Brief:
Whenever the word "AdminLogInInputDto" appears in a line of the listing, copy that line.

Data for this task:
--------------------

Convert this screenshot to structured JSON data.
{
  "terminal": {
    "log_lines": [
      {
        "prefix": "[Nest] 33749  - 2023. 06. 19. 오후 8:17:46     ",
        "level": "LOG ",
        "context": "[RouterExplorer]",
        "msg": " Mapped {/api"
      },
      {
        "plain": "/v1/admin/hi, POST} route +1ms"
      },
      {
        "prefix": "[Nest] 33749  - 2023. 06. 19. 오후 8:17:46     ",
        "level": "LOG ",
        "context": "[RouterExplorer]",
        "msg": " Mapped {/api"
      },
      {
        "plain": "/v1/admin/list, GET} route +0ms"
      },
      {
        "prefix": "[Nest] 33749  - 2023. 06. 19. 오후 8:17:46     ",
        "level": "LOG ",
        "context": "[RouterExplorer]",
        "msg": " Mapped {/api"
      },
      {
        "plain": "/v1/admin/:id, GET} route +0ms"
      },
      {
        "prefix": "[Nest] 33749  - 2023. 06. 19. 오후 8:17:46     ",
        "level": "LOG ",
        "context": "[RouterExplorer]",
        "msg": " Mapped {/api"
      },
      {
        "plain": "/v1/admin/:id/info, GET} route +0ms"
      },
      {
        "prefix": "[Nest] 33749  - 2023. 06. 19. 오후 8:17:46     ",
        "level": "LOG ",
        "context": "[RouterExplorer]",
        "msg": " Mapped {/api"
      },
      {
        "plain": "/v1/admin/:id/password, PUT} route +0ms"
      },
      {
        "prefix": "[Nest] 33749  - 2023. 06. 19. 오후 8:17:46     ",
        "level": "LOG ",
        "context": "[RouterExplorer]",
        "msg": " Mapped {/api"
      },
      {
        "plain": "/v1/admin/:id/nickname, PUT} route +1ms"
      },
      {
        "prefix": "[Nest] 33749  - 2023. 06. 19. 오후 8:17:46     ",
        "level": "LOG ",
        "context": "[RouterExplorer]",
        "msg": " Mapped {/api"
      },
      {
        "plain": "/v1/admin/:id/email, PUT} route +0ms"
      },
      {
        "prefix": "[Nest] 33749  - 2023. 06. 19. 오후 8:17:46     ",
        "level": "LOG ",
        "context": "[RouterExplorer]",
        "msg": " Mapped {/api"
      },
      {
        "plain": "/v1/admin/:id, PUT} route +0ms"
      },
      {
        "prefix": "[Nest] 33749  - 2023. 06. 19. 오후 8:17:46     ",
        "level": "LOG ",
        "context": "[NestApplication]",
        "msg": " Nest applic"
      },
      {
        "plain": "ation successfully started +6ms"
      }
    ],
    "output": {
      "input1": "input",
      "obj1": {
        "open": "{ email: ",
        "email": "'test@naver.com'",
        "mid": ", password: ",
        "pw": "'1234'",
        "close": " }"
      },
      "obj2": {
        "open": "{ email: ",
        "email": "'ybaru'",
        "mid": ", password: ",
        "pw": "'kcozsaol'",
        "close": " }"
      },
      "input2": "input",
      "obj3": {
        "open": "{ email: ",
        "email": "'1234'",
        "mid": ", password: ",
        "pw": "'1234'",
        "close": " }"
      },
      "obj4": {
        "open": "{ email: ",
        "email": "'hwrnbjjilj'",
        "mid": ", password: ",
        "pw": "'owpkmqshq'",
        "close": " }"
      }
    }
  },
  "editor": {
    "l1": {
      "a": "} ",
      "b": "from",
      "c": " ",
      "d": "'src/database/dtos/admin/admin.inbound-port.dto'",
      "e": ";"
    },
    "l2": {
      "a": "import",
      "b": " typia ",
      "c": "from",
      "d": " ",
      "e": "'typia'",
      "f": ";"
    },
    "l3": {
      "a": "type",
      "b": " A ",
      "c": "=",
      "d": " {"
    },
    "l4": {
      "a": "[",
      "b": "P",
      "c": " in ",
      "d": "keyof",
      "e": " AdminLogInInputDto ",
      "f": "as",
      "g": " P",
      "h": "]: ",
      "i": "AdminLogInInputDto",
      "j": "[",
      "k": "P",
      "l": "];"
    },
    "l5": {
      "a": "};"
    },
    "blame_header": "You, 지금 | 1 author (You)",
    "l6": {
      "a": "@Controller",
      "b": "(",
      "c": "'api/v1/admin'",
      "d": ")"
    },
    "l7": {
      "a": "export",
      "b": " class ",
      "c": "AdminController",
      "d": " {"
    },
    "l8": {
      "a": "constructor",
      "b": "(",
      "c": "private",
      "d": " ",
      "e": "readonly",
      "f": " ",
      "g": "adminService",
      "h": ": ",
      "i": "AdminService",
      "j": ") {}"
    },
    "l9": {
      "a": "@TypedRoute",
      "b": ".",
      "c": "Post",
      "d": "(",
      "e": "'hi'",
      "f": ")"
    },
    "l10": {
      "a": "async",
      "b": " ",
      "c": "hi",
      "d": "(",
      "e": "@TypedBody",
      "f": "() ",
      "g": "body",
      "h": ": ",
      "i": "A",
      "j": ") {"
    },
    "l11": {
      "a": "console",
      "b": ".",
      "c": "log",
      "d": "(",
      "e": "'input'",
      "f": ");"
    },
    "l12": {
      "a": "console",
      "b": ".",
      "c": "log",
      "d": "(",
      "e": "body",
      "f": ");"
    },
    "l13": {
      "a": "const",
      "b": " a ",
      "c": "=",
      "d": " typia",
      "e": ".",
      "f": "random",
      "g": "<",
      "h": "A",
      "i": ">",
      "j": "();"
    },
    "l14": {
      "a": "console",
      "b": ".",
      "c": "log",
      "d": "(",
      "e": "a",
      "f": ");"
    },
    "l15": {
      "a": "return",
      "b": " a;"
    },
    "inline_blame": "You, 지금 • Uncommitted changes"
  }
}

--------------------

Answer to the problem:
      "e": " AdminLogInInputDto ",
      "i": "AdminLogInInputDto",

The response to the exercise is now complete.